The majority of the medication that you administer to your clients or service users will be prescribed by your GP. It's not our role as healthcare professionals to decide what medication is to be given. But we do need to be aware of the medication we're giving. We need to have an understanding of what it is used for and any potential side effects. When issuing a prescription, the doctor will take into account various factors. They look at the client's age, weight and other medications that they're on. Often it takes time to get the exact dose of medication right.

The GP will start at a base level, and this can be tweaked up or down, depending on the symptoms of the condition. In many cases, it can be trial and error. The GP will prescribe a medication not knowing exactly if it will work because there are various different forms of medication in certain groups. With these medications, you will have to monitor the effects, side effects and any changes in your client. Details of the medication will be in the instruction leaflet, but there should also be a copy of the BNF, the British National Formulary within your workplace; this has a list of all your medications, indications, contraindications, side effects, and you can refer to this anytime or, as previously stated, you can always call your pharmacist for advice.

As previously mentioned, doctors take into account various factors when prescribing medication. It's important when an elderly client group. Dosages may be a lot smaller. We have to bear in mind that over the years the elderly client group may have an excess build-up of medication in their body. Also, their liver and kidneys work less efficiently, so their liver won't break down the medication as easily and the kidneys won't excrete it. Also, the side effects may be more obvious with the elderly client group. As previously stated, the doctor will take all these factors into account when prescribing the medication.

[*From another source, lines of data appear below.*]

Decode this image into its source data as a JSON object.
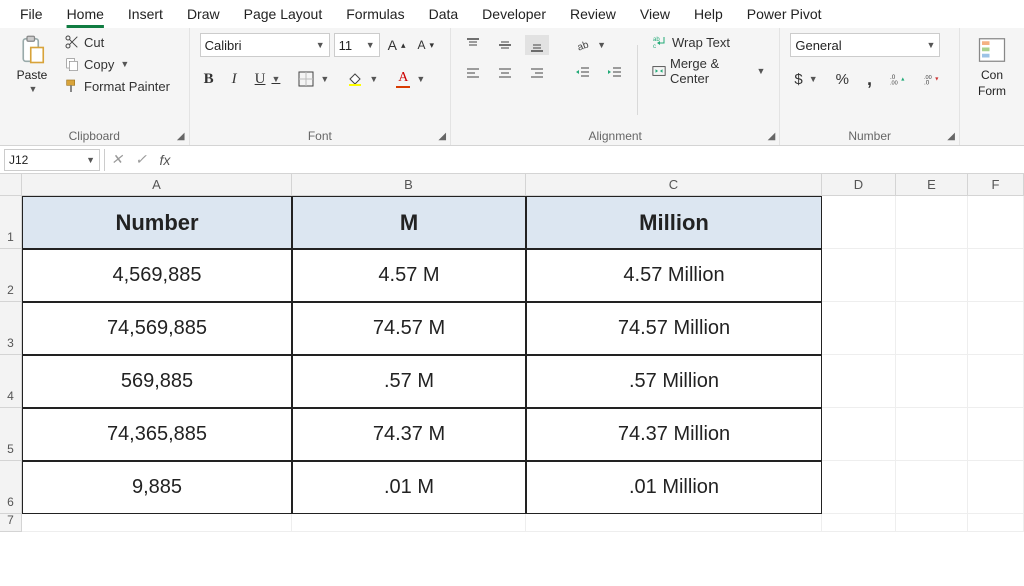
{
  "menu": {
    "items": [
      "File",
      "Home",
      "Insert",
      "Draw",
      "Page Layout",
      "Formulas",
      "Data",
      "Developer",
      "Review",
      "View",
      "Help",
      "Power Pivot"
    ],
    "active": "Home"
  },
  "ribbon": {
    "clipboard": {
      "label": "Clipboard",
      "paste": "Paste",
      "cut": "Cut",
      "copy": "Copy",
      "format_painter": "Format Painter"
    },
    "font": {
      "label": "Font",
      "font_name": "Calibri",
      "font_size": "11",
      "bold": "B",
      "italic": "I",
      "underline": "U"
    },
    "alignment": {
      "label": "Alignment",
      "wrap": "Wrap Text",
      "merge": "Merge & Center"
    },
    "number": {
      "label": "Number",
      "format": "General",
      "currency": "$",
      "percent": "%",
      "comma": ","
    },
    "cond": {
      "label1": "Con",
      "label2": "Form"
    }
  },
  "formula_bar": {
    "name_box": "J12",
    "cancel": "✕",
    "enter": "✓",
    "fx": "fx",
    "value": ""
  },
  "columns": [
    "A",
    "B",
    "C",
    "D",
    "E",
    "F"
  ],
  "rows": [
    "1",
    "2",
    "3",
    "4",
    "5",
    "6",
    "7"
  ],
  "sheet": {
    "headers": [
      "Number",
      "M",
      "Million"
    ],
    "data": [
      [
        "4,569,885",
        "4.57 M",
        "4.57 Million"
      ],
      [
        "74,569,885",
        "74.57 M",
        "74.57 Million"
      ],
      [
        "569,885",
        ".57 M",
        ".57 Million"
      ],
      [
        "74,365,885",
        "74.37 M",
        "74.37 Million"
      ],
      [
        "9,885",
        ".01 M",
        ".01 Million"
      ]
    ]
  }
}
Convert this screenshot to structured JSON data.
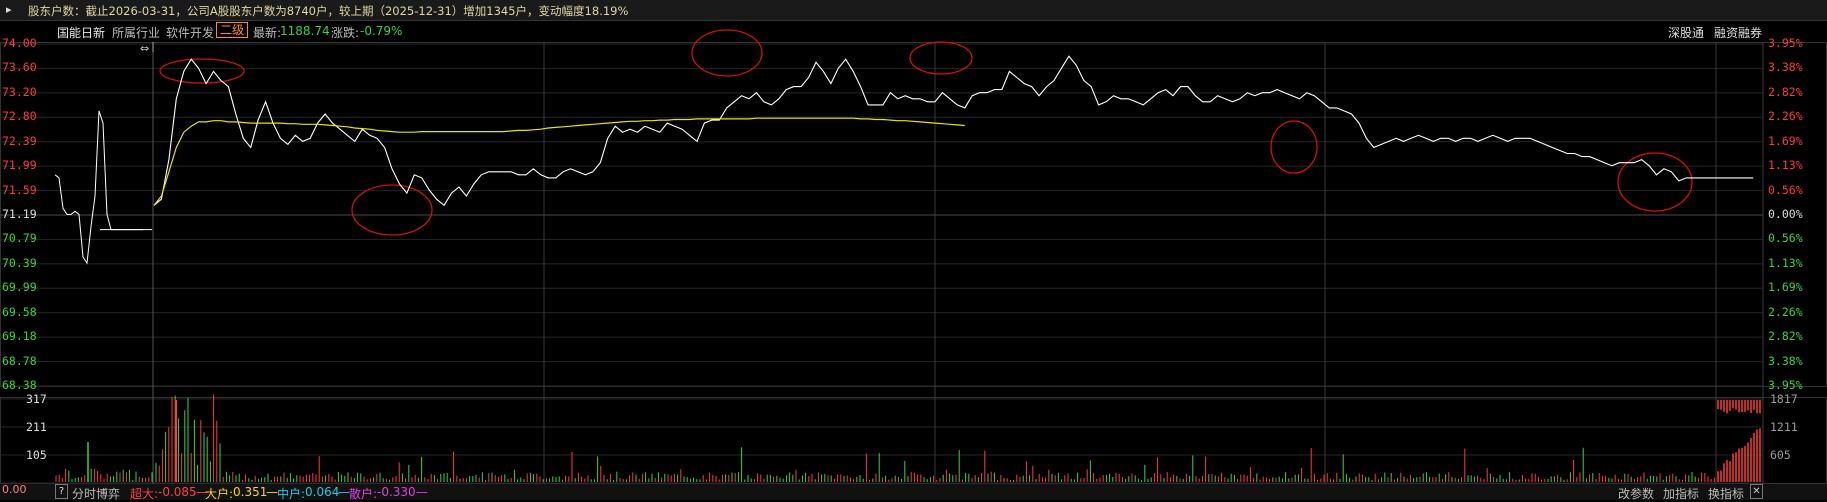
{
  "topbar": {
    "icon": "speaker-icon",
    "text": "股东户数：截止2026-03-31，公司A股股东户数为8740户，较上期（2025-12-31）增加1345户，变动幅度18.19%"
  },
  "infobar": {
    "stock_name": "国能日新",
    "industry_label": "所属行业",
    "industry_value": "软件开发",
    "level_badge": "二级",
    "latest_label": "最新:",
    "latest_value": "1188.74",
    "change_label": "涨跌:",
    "change_value": "-0.79%"
  },
  "header_buttons": {
    "shenzhen_connect": "深股通",
    "margin_trading": "融资融券"
  },
  "price_axis": {
    "left": [
      "74.00",
      "73.60",
      "73.20",
      "72.80",
      "72.39",
      "71.99",
      "71.59",
      "71.19",
      "70.79",
      "70.39",
      "69.99",
      "69.58",
      "69.18",
      "68.78",
      "68.38"
    ],
    "right": [
      "3.95%",
      "3.38%",
      "2.82%",
      "2.26%",
      "1.69%",
      "1.13%",
      "0.56%",
      "0.00%",
      "0.56%",
      "1.13%",
      "1.69%",
      "2.26%",
      "2.82%",
      "3.38%",
      "3.95%"
    ]
  },
  "volume_axis": {
    "left": [
      "317",
      "211",
      "105"
    ],
    "right": [
      "1817",
      "1211",
      "605"
    ]
  },
  "bottombar": {
    "help": "?",
    "tab": "分时博弈",
    "super_label": "超大:",
    "super_value": "-0.085",
    "large_label": "大户:",
    "large_value": "0.351",
    "mid_label": "中户:",
    "mid_value": "0.064",
    "small_label": "散户:",
    "small_value": "-0.330",
    "suffix": "—",
    "cut_value": "0.00",
    "btn_params": "改参数",
    "btn_add": "加指标",
    "btn_switch": "换指标",
    "btn_close": "✕"
  },
  "colors": {
    "up": "#ff3b3b",
    "down": "#3bd43b",
    "price_line": "#ffffff",
    "avg_line": "#e6e600",
    "grid": "#262626",
    "annotation": "#d01010"
  },
  "chart_data": {
    "type": "line",
    "series": [],
    "ylim": [
      68.38,
      74.0
    ],
    "price": [
      71.35,
      71.45,
      72.1,
      73.1,
      73.55,
      73.75,
      73.6,
      73.35,
      73.55,
      73.4,
      73.3,
      72.85,
      72.45,
      72.3,
      72.75,
      73.05,
      72.7,
      72.45,
      72.35,
      72.5,
      72.4,
      72.45,
      72.7,
      72.85,
      72.7,
      72.6,
      72.5,
      72.4,
      72.6,
      72.5,
      72.45,
      72.3,
      71.95,
      71.7,
      71.55,
      71.85,
      71.8,
      71.6,
      71.45,
      71.35,
      71.55,
      71.65,
      71.5,
      71.7,
      71.85,
      71.9,
      71.9,
      71.9,
      71.9,
      71.85,
      71.85,
      71.95,
      71.85,
      71.8,
      71.8,
      71.9,
      71.95,
      71.9,
      71.85,
      71.9,
      72.05,
      72.45,
      72.65,
      72.55,
      72.6,
      72.55,
      72.65,
      72.6,
      72.55,
      72.7,
      72.65,
      72.6,
      72.5,
      72.4,
      72.7,
      72.75,
      72.75,
      72.95,
      73.05,
      73.15,
      73.1,
      73.2,
      73.05,
      73.0,
      73.1,
      73.25,
      73.3,
      73.3,
      73.45,
      73.7,
      73.55,
      73.35,
      73.6,
      73.75,
      73.55,
      73.3,
      73.0,
      73.0,
      73.0,
      73.2,
      73.1,
      73.15,
      73.1,
      73.1,
      73.05,
      73.05,
      73.2,
      73.1,
      73.0,
      72.95,
      73.15,
      73.2,
      73.2,
      73.25,
      73.25,
      73.55,
      73.45,
      73.35,
      73.3,
      73.15,
      73.3,
      73.4,
      73.6,
      73.8,
      73.65,
      73.4,
      73.3,
      73.0,
      73.05,
      73.15,
      73.1,
      73.1,
      73.05,
      73.0,
      73.1,
      73.2,
      73.25,
      73.15,
      73.3,
      73.3,
      73.15,
      73.05,
      73.05,
      73.15,
      73.1,
      73.05,
      73.1,
      73.2,
      73.15,
      73.2,
      73.2,
      73.25,
      73.2,
      73.15,
      73.1,
      73.2,
      73.15,
      73.05,
      72.95,
      72.95,
      72.9,
      72.85,
      72.7,
      72.45,
      72.3,
      72.35,
      72.4,
      72.45,
      72.4,
      72.45,
      72.5,
      72.45,
      72.4,
      72.45,
      72.45,
      72.4,
      72.45,
      72.45,
      72.4,
      72.45,
      72.5,
      72.45,
      72.4,
      72.45,
      72.45,
      72.45,
      72.4,
      72.35,
      72.3,
      72.25,
      72.2,
      72.2,
      72.15,
      72.15,
      72.1,
      72.05,
      72.0,
      72.05,
      72.05,
      72.05,
      72.1,
      72.0,
      71.85,
      71.95,
      71.9,
      71.75,
      71.8,
      71.8,
      71.8,
      71.8,
      71.8,
      71.8,
      71.8,
      71.8,
      71.8,
      71.8
    ],
    "avg": [
      71.35,
      71.5,
      71.9,
      72.3,
      72.55,
      72.65,
      72.72,
      72.72,
      72.74,
      72.74,
      72.72,
      72.72,
      72.71,
      72.7,
      72.7,
      72.7,
      72.7,
      72.7,
      72.69,
      72.69,
      72.68,
      72.68,
      72.68,
      72.67,
      72.66,
      72.65,
      72.64,
      72.62,
      72.61,
      72.6,
      72.58,
      72.57,
      72.56,
      72.55,
      72.55,
      72.55,
      72.56,
      72.56,
      72.56,
      72.56,
      72.56,
      72.56,
      72.56,
      72.56,
      72.56,
      72.56,
      72.56,
      72.56,
      72.57,
      72.58,
      72.58,
      72.59,
      72.6,
      72.62,
      72.63,
      72.64,
      72.65,
      72.66,
      72.67,
      72.68,
      72.69,
      72.7,
      72.71,
      72.72,
      72.73,
      72.73,
      72.74,
      72.74,
      72.75,
      72.75,
      72.76,
      72.76,
      72.76,
      72.77,
      72.77,
      72.77,
      72.77,
      72.77,
      72.77,
      72.77,
      72.77,
      72.78,
      72.78,
      72.78,
      72.78,
      72.78,
      72.78,
      72.78,
      72.78,
      72.78,
      72.78,
      72.78,
      72.78,
      72.78,
      72.78,
      72.77,
      72.77,
      72.76,
      72.76,
      72.75,
      72.74,
      72.74,
      72.73,
      72.72,
      72.71,
      72.7,
      72.69,
      72.68,
      72.67,
      72.66
    ]
  }
}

We're now going to talk about polypharmacy. This is where two or more medications are prescribed. The doctor prescribing the medications will be fully aware of all the side effects and interactions between the two medications. But you also need to have a basic awareness of the medications. Sometimes medications will be prescribed that have negative side effects. The GP will have already decided that the benefits of the medication far outweigh any side effects that the medication may give. When talking about polypharmacy, you need to be aware of your homely remedies. As we've previously discussed, always make sure you know what's in the homely remedy and that it's not going to interact with any medication that the client is already prescribed. As we've stated throughout this course and will continue to state, if you've got any concerns, always ask. You have your line manager, you have your pharmacist and you have a GP.